Over $130 billion was spent on health in 2010–11, according to a report released today by the Australian Institute of Health and Welfare (AIHW).
The report, Health expenditure Australia 2010–11, estimates that spending on health was about $130.3 billion in 2010–11, up from $122.5 billion in 2009–10 (after adjusting for inflation).
'While total health expenditure has risen, health expenditure as a proportion of Australia's gross domestic product (GDP) dropped slightly compared to the previous year,' said AIHW Director and CEO David Kalisch.
In 2010–11, health expenditure as a percentage of GDP was 9.3%, compared to 9.4% in 2009–10.
'In recent years, the ratio of health expenditure to GDP has risen—however this was largely the result of a slowing in GDP growth following the global financial crisis, rather than extraordinary health expenditure growth.'
'This situation now appears to have stabilised somewhat', Mr Kalisch said.
It appears that growth in health expenditure has largely been driven by increases in the volume of health goods and services purchased, rather than the price of services.
'This increase in volume is more related to population growth than additional expenditure per person', Mr Kalisch said.
'Growth in per person health expenditure was slower than growth in total health expenditure.'
In 2010–11, the estimated average level of recurrent expenditure on health was $5,796 per person.

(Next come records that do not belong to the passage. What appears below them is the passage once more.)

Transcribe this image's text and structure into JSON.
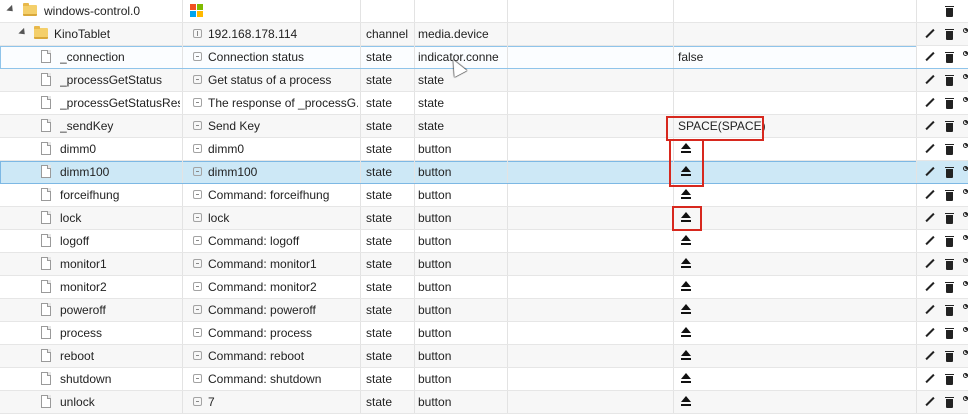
{
  "root": {
    "name": "windows-control.0"
  },
  "device": {
    "name": "KinoTablet",
    "ip": "192.168.178.114",
    "type": "channel",
    "role": "media.device"
  },
  "colors": {
    "selected_row": "#cde8f6",
    "highlight_box": "#d7281e",
    "folder": "#e8b84a"
  },
  "rows": [
    {
      "id": "_connection",
      "name": "Connection status",
      "type": "state",
      "role": "indicator.conne",
      "value": "false"
    },
    {
      "id": "_processGetStatus",
      "name": "Get status of a process",
      "type": "state",
      "role": "state",
      "value": ""
    },
    {
      "id": "_processGetStatusResul",
      "name": "The response of _processG...",
      "type": "state",
      "role": "state",
      "value": ""
    },
    {
      "id": "_sendKey",
      "name": "Send Key",
      "type": "state",
      "role": "state",
      "value": "SPACE(SPACE)"
    },
    {
      "id": "dimm0",
      "name": "dimm0",
      "type": "state",
      "role": "button",
      "value": ""
    },
    {
      "id": "dimm100",
      "name": "dimm100",
      "type": "state",
      "role": "button",
      "value": ""
    },
    {
      "id": "forceifhung",
      "name": "Command: forceifhung",
      "type": "state",
      "role": "button",
      "value": ""
    },
    {
      "id": "lock",
      "name": "lock",
      "type": "state",
      "role": "button",
      "value": ""
    },
    {
      "id": "logoff",
      "name": "Command: logoff",
      "type": "state",
      "role": "button",
      "value": ""
    },
    {
      "id": "monitor1",
      "name": "Command: monitor1",
      "type": "state",
      "role": "button",
      "value": ""
    },
    {
      "id": "monitor2",
      "name": "Command: monitor2",
      "type": "state",
      "role": "button",
      "value": ""
    },
    {
      "id": "poweroff",
      "name": "Command: poweroff",
      "type": "state",
      "role": "button",
      "value": ""
    },
    {
      "id": "process",
      "name": "Command: process",
      "type": "state",
      "role": "button",
      "value": ""
    },
    {
      "id": "reboot",
      "name": "Command: reboot",
      "type": "state",
      "role": "button",
      "value": ""
    },
    {
      "id": "shutdown",
      "name": "Command: shutdown",
      "type": "state",
      "role": "button",
      "value": ""
    },
    {
      "id": "unlock",
      "name": "7",
      "type": "state",
      "role": "button",
      "value": ""
    }
  ],
  "icons": {
    "eject": "eject-icon",
    "edit": "pencil-icon",
    "delete": "trash-icon",
    "settings": "wrench-icon"
  }
}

The largest component of the increase in expenditure in 2010–11 was a $2.2 billion rise in spending on public hospitals, followed by spending on medications, which grew by $2.1 billion.
Almost 70% of total health expenditure during 2010–11 was funded by governments, with the Australian Government contributing 42.7%, and state and territory governments contributing 26.4%. The remaining 30.9% was funded by individuals, private health insurers, and other non-government sources.

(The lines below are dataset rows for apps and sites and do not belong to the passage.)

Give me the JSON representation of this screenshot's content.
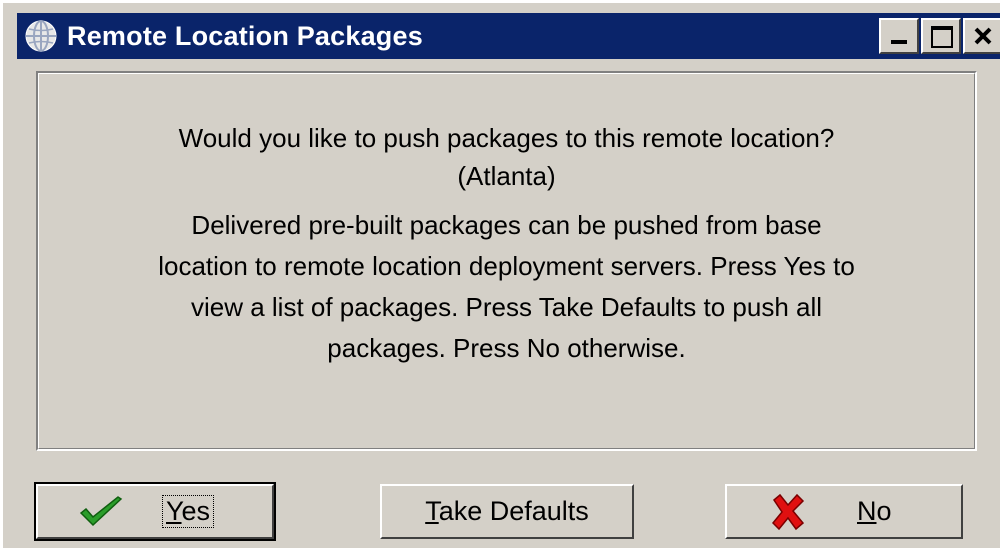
{
  "window": {
    "title": "Remote Location Packages"
  },
  "message": {
    "question_line1": "Would you like to push packages to this remote location?",
    "question_line2": "(Atlanta)",
    "info_line1": "Delivered pre-built packages can be pushed from base",
    "info_line2": "location to remote location deployment servers. Press Yes to",
    "info_line3": "view a list of packages. Press Take Defaults to push all",
    "info_line4": "packages. Press No otherwise."
  },
  "buttons": {
    "yes": {
      "mnemonic": "Y",
      "rest": "es",
      "icon": "checkmark-icon"
    },
    "take_defaults": {
      "mnemonic": "T",
      "rest": "ake Defaults"
    },
    "no": {
      "mnemonic": "N",
      "rest": "o",
      "icon": "red-x-icon"
    }
  },
  "colors": {
    "titlebar": "#0a246a",
    "face": "#d4d0c8",
    "check_green": "#2a9d2a",
    "x_red": "#e01010"
  }
}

The Australian Government's share of public hospital funding was 40.3% in 2010–11. State and territory governments' share of public hospital expenditure was 49.5% in 2010–11, down from 50.5% in 2009–10 but up compared to 2000–01 (47.2%).
The AIHW is a major national agency set up by the Australian Government to provide reliable, regular and relevant information and statistics on Australia's health and welfare.
Canberra, 26 September 2012